**Try it**
Each line in the listing below that contains "Категория" should be returned.

**Material for this exercise**
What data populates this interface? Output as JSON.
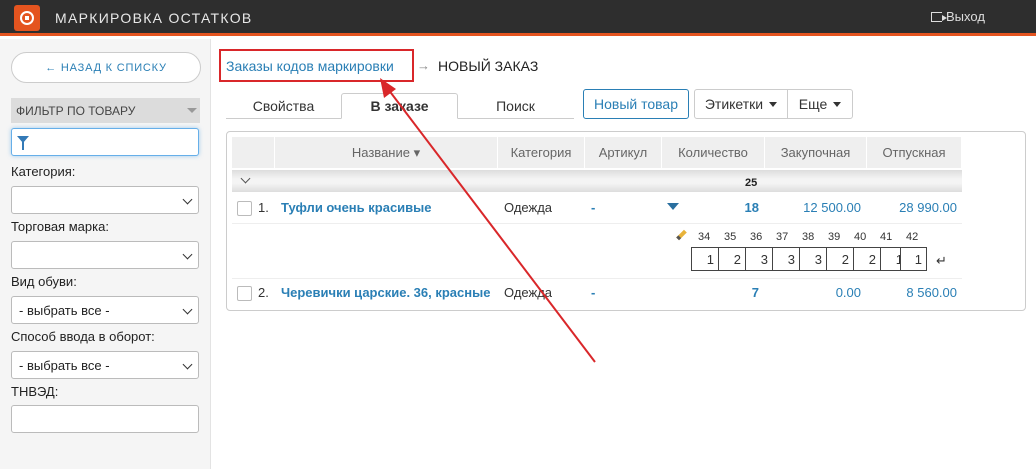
{
  "topbar": {
    "title": "МАРКИРОВКА ОСТАТКОВ",
    "logout": "Выход"
  },
  "sidebar": {
    "back": "← НАЗАД К СПИСКУ",
    "filter_header": "ФИЛЬТР ПО ТОВАРУ",
    "category_label": "Категория:",
    "brand_label": "Торговая марка:",
    "shoe_type_label": "Вид обуви:",
    "shoe_type_value": "- выбрать все -",
    "intro_label": "Способ ввода в оборот:",
    "intro_value": "- выбрать все -",
    "tnved_label": "ТНВЭД:"
  },
  "breadcrumb": {
    "link": "Заказы кодов маркировки",
    "arrow": "→",
    "current": "НОВЫЙ ЗАКАЗ"
  },
  "tabs": [
    "Свойства",
    "В заказе",
    "Поиск"
  ],
  "buttons": {
    "new_item": "Новый товар",
    "labels": "Этикетки",
    "more": "Еще"
  },
  "table": {
    "columns": [
      "Название ▾",
      "Категория",
      "Артикул",
      "Количество",
      "Закупочная",
      "Отпускная"
    ],
    "group_total": "25",
    "rows": [
      {
        "num": "1.",
        "name": "Туфли очень красивые",
        "category": "Одежда",
        "sku": "-",
        "qty": "18",
        "buy": "12 500.00",
        "sell": "28 990.00"
      },
      {
        "num": "2.",
        "name": "Черевички царские. 36, красные",
        "category": "Одежда",
        "sku": "-",
        "qty": "7",
        "buy": "0.00",
        "sell": "8 560.00"
      }
    ],
    "sizes": [
      "34",
      "35",
      "36",
      "37",
      "38",
      "39",
      "40",
      "41",
      "42"
    ],
    "size_qty": [
      "1",
      "2",
      "3",
      "3",
      "3",
      "2",
      "2",
      "1",
      "1"
    ],
    "enter_symbol": "↵"
  },
  "colors": {
    "accent": "#e4541f",
    "link": "#2a7fb5",
    "highlight": "#d9272a"
  }
}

**Finished task**
    "category_label": "Категория:",
      "Категория",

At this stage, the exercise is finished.